I Was My Mother’s “Scrap of Paper” and "My Daughters Advocate"
I’ve worked in healthcare over 25 years: In administration through hospital credentialing and procurement, as a practice administrator shuffling through paper charts, missing codes, and reimbursement in an era of managed care. It was during this time that my Mother became ill with CLL (Chronic Lymphocytic Leukemia), and COPD (Chronic Obstructive Pulmonary Disorder). My Mother was a staunch believer in Health CARE. She grew up believing that physicians were healers- and that nursing facilities took care of the elderly. Her decision to reside in such a facility began our decent into a world I could not have imagined.
I looked, as most caregivers do, at the inside of the building, the floors, the paint and the aesthetics. We are preoccupied, vulnerable and first impressions are everything. I judged the worthiness of the facility by its locale, the staff and our welcome. I took for granted that “Nurses” were RN’s, having an MD as Chief of Staff meant he was there every day, and daily living meant more than struggling to survive. I didn’t know about physician track records, medical malpractice and negligence. All blue skies and daisies, until my Mom became a resident. That started our fragile dance between LTC, ED, hospital, provider, back to LTC.
Thus, began my advocacy.
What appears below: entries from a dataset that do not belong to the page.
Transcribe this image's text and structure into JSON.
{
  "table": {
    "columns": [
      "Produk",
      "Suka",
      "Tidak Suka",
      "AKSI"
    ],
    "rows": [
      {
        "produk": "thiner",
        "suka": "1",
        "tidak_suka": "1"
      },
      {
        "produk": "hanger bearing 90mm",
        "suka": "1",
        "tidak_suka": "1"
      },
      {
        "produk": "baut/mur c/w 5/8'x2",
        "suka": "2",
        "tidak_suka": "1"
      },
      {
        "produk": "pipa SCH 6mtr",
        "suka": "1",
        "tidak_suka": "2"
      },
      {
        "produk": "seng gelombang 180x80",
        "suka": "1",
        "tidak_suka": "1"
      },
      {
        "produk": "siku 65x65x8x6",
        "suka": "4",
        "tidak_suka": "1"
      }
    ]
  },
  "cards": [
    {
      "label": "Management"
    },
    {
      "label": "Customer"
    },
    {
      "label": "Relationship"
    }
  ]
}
Not just for MY Mom. I was vigilant about everyone’s Mom-- policing halls, considering rooms, and answering cries for help. I watched my Mother change from a vibrant, confident superhero to a terrified, confused and helpless patient. I took her to providers who placed her on medication, only to bring her back to a facility where medications were routinely discontinued because of cost.
I was “on call” 24/7. My Mom became my mission. My 3-year-old knew where all the toys were kept in the ED, as we were frequent fliers. “AMA” meant an ambulance was never called. I loaded her, her wheelchair, her O2 tank, and my son into the car, and as I was running out, I grabbed a piece of notebook paper with her medications scribbled on it. This was her medical record. And I was the keeper of the key information.
My Mother passed away after three years of suffering, much of which was preventable. Not only was there a lack of communication, a culture of caring had been replaced by one of cost. Human lives took a back seat to ROI. Instead of treating aging elders with the respect and dignity they deserved after years of giving, nursing homes were nothing more than “death beds” waiting to empty. I was so engrossed in the day to day challenges, that I didn’t have time to stop and think about the larger picture of what was wrong.
Fast forward 17 years. I am embarrassed to say that things have not changed much. My daughter recently had Thyroid Cancer. She was eager to use the patient portal to coordinate her labs, multiple tests, from all providers. It was not easy. Informational gaps were everywhere- care coordination was still back in the year 2000. She had surgery and needs subsequent annual body scans to search for additional cancers. Her last full body scan was performed over 5 months ago. She is still waiting for the results. We can "assume" that "no news is good news" but we need to know the hard data, the facts, to be sure.
Patients need actionable information. There has been little measurable progress over the last 17 years, regarding shared decision making. WE CAN DO BETTER. My daughter is working hard to be a partner in her care, yet she has a toddler, she’s tired, and sometimes it’s easier to give up rather than continue asking.
Become an advocate for patient access. Demand electronic access to your patient record. Not mere portal access. We should not have to carry around a tattered scrap of paper with medical information in the year 2017.
Join members of The Walking Gallery of Healthcare and The Society of Participatory Medicine as we tell lawmakers that PATIENT LIVES MATTER.
My name is Linda Stotsky, and I share my story as a patient advocate, a HealthIT warrior, a Mom, daughter, and grandmother. I can be reached at Linda.Stotsky@gmail.com or on Twitter via @EMRAnswers.